How Do I Get Into DevOps?
Entering the field of DevOps generally involves a combination of education and practical experience. Start with a foundational knowledge in Computer Science or Software Engineering. Next, learn key DevOps tools for automation, continuous integration, and deployment, such as Jenkins, Docker, or Kubernetes. Familiarize yourself with cloud services like AWS or Azure. Lastly, practical experience—either through job roles or hands-on projects—is crucial. Certifications in DevOps can also bolster your profile.
What Is DevOps Engineering?
DevOps Engineering is the practice of unifying software development and software operations to accelerate the software development life cycle. It involves automating workflows, optimizing the technology stack, and facilitating continuous integration and deployment (CI/CD). The goal is to enhance collaboration between development and operations teams, thereby increasing efficiency and reducing the time to market for new features and updates.
Is DevOps Easy to Learn?
The ease of learning DevOps varies from person to person and depends on prior experience in software development and systems operations. While the fundamental concepts can be grasped relatively quickly, mastering DevOps involves learning a variety of tools and practices such as automation, containerization, and CI/CD. If you already have a background in IT or software development, you may find it easier to adapt to DevOps methodologies. Practical experience and ongoing learning are essential for becoming proficient.
How do you practice DevOps? First, read about traditional SDLC flows and read about DevOps best practices. Understand the differences and why the market must modernize to stay competitive. Next, get interested in enabling the flow through continuous integration and continuous delivery while practicing delivering your own technology in some simple use cases. Next, get some peer reviews to help grow your global perspective. Finally, start to build in a DevOps lifecycle into your project!
All of this will lead you to understand the DevOps philosophy from a technological point of view. Start to review the culture of DevOps, DevOps strategy, DevOps transformation, and the rest of the non-technical aspects of DevOps to become very well-rounded in this space.

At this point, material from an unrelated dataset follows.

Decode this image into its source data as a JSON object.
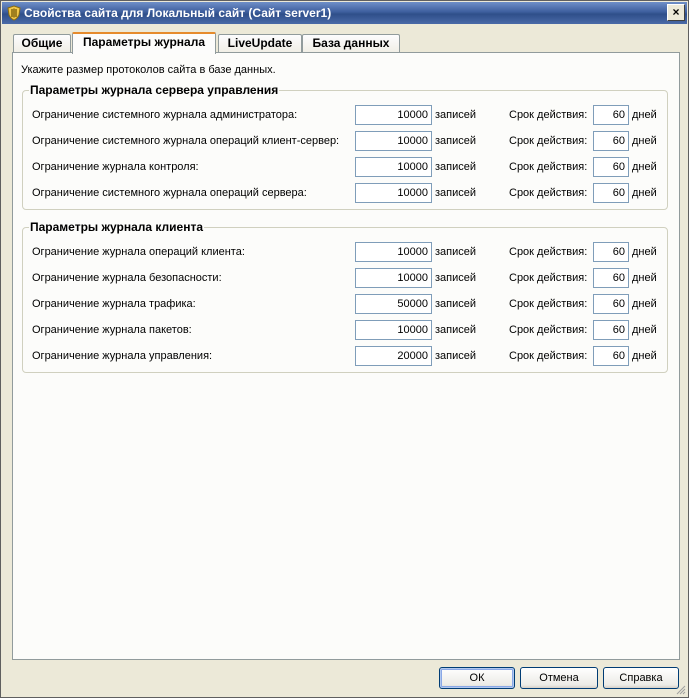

Below are some additional resources which help understand the fundamentals of an SLDC and automated delivery: